All too soon, this month's scheduled Wednesday had arrived and I was going into lock-down again. Only this time, instead of my college buddy at the piano, it was one of our church secretaries. She is the sweetest person ever but I'm not as comfortable
demanding requesting a practice. I did, however, feel I should at least give her a heads-up that she had been saddled with the spastic shaky girl for her turn on the rotation. (This involved my needing a detailed list of the songs for the prelude, order of service, etc.) So the past couple days I have dragged out the keyboard and set up shop in Mamaw's room, again practicing for what lasted all of 20 minutes and what probably only a few people noticed. (I did survive, thanks to a patient Mrs. Maddox, the pianist, with only a few glaring errors that hopefully didn't make too many people wince.)
But I am glad I did, if only to say that I actually went through with it (As if I have survived the apocalypse!). Psalm 35:4-5 has become my theme verse... "Strengthen the weak hands, and steady the feeble knees." That's me- weak hands, feeble knees, and all. And for a few minutes on the third Wednesday of each month, God strengthens them. It has to be Him, because otherwise I'd be a basket case. But I just have to tell myself that maybe someday I will actually play, if not beautifully, then perhaps without the shakes. Who knows? I doubt it, but I can hope. And practice on my tiny keyboard in the meantime.
Or just say no to all piano opportunities that come my way.
Yeah, maybe that.
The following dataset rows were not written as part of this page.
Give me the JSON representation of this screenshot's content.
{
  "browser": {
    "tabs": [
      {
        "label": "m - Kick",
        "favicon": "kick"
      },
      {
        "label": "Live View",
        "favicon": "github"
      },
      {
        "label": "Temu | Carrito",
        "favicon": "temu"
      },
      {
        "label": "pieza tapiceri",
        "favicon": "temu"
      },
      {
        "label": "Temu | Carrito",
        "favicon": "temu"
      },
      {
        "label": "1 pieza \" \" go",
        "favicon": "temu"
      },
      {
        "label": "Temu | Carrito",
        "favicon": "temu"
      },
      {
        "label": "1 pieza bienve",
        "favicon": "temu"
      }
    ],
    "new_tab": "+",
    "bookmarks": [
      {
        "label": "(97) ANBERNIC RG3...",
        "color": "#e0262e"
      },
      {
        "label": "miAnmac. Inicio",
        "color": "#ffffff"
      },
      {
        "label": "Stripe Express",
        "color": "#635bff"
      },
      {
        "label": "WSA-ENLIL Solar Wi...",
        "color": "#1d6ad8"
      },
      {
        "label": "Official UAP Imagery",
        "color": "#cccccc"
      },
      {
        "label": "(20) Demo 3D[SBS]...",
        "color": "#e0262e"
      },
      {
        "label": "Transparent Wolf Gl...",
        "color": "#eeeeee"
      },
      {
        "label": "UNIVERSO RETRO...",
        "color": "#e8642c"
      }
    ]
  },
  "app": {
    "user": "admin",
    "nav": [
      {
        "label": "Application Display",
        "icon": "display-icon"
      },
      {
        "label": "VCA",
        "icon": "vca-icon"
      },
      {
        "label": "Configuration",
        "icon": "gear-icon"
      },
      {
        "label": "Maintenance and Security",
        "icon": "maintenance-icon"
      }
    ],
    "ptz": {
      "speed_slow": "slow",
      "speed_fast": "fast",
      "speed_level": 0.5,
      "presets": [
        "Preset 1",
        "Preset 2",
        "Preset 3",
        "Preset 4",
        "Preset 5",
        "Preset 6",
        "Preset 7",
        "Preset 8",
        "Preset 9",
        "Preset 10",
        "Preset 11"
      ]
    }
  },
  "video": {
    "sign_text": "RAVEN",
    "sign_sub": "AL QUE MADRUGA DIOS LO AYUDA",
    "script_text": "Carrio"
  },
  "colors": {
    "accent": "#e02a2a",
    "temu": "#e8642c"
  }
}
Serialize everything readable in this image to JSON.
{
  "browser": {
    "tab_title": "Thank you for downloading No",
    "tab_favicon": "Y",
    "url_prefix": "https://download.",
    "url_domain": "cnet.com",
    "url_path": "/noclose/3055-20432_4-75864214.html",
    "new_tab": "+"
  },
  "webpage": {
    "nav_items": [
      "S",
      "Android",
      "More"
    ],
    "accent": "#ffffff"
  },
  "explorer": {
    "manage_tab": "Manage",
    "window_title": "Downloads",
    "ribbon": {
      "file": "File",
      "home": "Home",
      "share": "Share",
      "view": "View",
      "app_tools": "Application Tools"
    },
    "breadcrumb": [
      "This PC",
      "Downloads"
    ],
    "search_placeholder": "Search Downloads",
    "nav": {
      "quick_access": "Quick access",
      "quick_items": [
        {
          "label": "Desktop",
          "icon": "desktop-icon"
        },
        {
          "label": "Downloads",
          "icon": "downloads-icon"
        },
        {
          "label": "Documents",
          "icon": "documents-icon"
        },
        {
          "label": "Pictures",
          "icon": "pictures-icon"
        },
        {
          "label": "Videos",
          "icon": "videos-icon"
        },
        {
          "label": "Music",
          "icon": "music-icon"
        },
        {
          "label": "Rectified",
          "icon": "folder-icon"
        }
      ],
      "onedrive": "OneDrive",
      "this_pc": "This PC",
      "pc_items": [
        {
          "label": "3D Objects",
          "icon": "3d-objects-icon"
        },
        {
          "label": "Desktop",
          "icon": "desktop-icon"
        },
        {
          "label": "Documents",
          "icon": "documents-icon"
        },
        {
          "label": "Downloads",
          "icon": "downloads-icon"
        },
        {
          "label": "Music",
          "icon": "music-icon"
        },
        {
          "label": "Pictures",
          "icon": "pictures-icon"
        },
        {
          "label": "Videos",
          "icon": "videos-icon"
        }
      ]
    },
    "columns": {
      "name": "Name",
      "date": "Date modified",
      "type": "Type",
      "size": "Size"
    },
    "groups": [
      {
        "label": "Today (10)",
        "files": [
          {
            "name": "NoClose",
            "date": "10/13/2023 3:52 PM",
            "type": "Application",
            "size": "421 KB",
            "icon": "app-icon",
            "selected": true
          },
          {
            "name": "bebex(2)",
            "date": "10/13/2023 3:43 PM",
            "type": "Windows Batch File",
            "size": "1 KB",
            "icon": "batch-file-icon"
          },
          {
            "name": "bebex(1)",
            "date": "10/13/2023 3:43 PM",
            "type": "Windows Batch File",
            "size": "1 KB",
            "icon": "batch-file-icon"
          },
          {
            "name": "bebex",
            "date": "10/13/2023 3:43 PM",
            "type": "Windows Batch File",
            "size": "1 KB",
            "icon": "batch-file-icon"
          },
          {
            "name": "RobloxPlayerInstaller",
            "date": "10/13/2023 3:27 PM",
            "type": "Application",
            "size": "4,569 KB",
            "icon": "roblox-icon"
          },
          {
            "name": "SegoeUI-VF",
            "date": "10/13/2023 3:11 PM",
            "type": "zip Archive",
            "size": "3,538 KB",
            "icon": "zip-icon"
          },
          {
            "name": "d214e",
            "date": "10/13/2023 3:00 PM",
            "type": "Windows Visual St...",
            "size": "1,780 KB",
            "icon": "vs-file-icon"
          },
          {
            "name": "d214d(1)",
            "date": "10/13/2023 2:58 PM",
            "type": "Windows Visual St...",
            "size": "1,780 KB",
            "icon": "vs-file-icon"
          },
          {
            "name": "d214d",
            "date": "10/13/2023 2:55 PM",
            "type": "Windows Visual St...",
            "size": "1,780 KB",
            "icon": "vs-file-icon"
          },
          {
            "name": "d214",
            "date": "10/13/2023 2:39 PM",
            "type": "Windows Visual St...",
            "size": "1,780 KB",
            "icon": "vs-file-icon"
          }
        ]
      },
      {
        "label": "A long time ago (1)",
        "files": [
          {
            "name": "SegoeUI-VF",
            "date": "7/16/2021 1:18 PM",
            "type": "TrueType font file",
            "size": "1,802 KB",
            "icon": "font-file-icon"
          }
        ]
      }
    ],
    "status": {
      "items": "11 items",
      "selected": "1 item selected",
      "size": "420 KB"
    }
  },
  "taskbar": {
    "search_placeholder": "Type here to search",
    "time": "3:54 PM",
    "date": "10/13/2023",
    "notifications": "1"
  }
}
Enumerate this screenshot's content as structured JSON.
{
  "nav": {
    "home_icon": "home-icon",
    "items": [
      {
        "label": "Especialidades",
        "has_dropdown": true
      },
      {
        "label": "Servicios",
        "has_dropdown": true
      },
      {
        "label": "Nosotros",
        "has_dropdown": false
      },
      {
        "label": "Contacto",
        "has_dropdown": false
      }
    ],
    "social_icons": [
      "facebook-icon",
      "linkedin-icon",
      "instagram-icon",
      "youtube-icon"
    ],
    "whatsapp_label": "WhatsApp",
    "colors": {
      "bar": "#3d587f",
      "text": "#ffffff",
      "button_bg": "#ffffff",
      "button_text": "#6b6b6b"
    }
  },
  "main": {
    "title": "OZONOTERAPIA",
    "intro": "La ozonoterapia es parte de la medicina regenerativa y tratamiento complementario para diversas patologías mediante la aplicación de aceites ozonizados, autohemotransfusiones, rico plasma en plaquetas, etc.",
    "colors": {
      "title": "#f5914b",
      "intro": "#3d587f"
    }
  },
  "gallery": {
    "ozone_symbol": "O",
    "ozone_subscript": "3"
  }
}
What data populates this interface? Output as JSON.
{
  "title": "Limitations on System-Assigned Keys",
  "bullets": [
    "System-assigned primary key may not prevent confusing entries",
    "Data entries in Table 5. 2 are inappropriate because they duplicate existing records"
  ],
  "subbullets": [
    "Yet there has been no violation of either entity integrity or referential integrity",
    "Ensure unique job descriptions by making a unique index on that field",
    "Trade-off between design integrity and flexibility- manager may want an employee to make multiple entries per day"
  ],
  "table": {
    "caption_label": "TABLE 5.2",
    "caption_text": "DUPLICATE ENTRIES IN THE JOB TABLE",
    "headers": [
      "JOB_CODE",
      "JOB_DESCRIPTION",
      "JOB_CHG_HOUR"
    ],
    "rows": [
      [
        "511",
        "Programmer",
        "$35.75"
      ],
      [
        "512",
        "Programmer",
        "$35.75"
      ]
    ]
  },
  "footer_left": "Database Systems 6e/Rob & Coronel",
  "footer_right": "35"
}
Later, people! If you have a paralyzing fear of performing (or a freaky quirk like my shakes), let me know before I get a complex and join the circus.